The ultimate limit in the capacity of double-clad fiber to handle high power has not yet been found. The main concern in scaling to higher output power is the power density in the small single-mode core. Current commercial fiber laser products at the 9- and 15-W output levels show no fiber degradation. This corresponds to a power density in the core of around 20-30 MW/ cm2. Experiments in pure fused quartz have shown damage thresholds at 1-10 GW/cm2, which would correspond to fiber laser output powers of about 10-100 kW. o
1. J. Webjorn et al., Proc. CLEO 6, 76 (1998).
2. L. Offerhaus et al., Opt. Lett. 23, 1683 (1998).
3. S. MacCormack et al., "High-speed, high-power, double-clad fiber amplifiers," Proc. CLEO 6, 227 (1998).
FIGURE 1. Inherent simplicity of fiber laser system leads to high reliability and ease of use in applications such as graphic arts and materials processing.
FIGURE 2. Gain medium in double-clad optical fiber is a rare-earth-doped, single-spatial-mode silica fiber in which two cladding layers, each with a different refraction index surround the fiber core (top). The index mismatch between inner and outer layers restricts pump light to the inner cladding layer, from which it traverses the fiber core area. In a typical fiber-laser configuration, the double-clad fiber is configured into a resonant laser cavity by introducing a mirror at each end (bottom). The input mirror transmits at the optical pump wavelength (typically 920 nm) and reflects at the laser wavelength (typically 1110 nm). The output mirror transmits at the laser wavelength and reflects at the optical pump wavelength. Output from a highly reliable, multimode InGaAs (indium gallium arsenide) diode laser coupled into the inner cladding layer optically pumps the laser cavity. Collimating or focusing optics then couple the diffraction-limited output from the single-mode fiber laser cavity to the application.

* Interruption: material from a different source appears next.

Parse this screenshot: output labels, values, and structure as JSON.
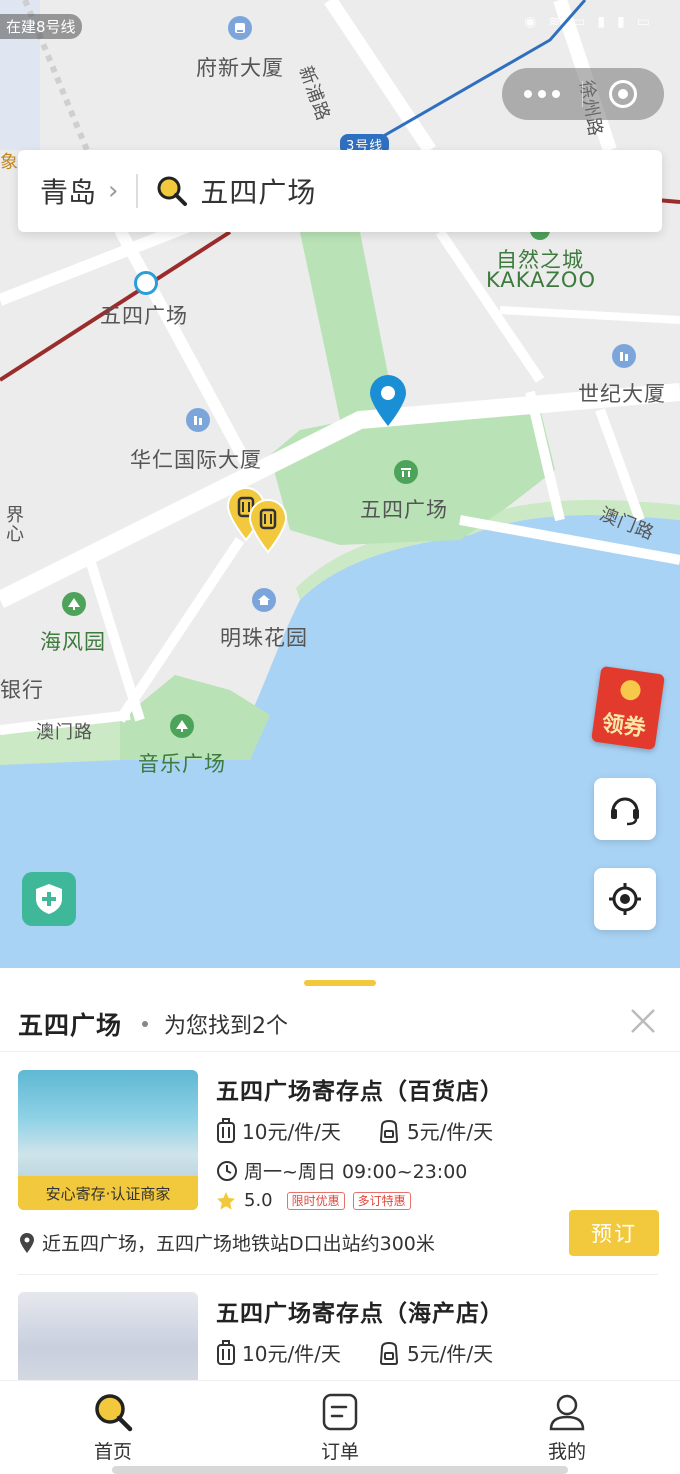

GORDON MITCHARD is director of laser system products and ROB WAARTS is research business manager at SDL Inc., 80 Rose Orchard Way, San Jose, CA 95134-1365; e-mail: [email protected].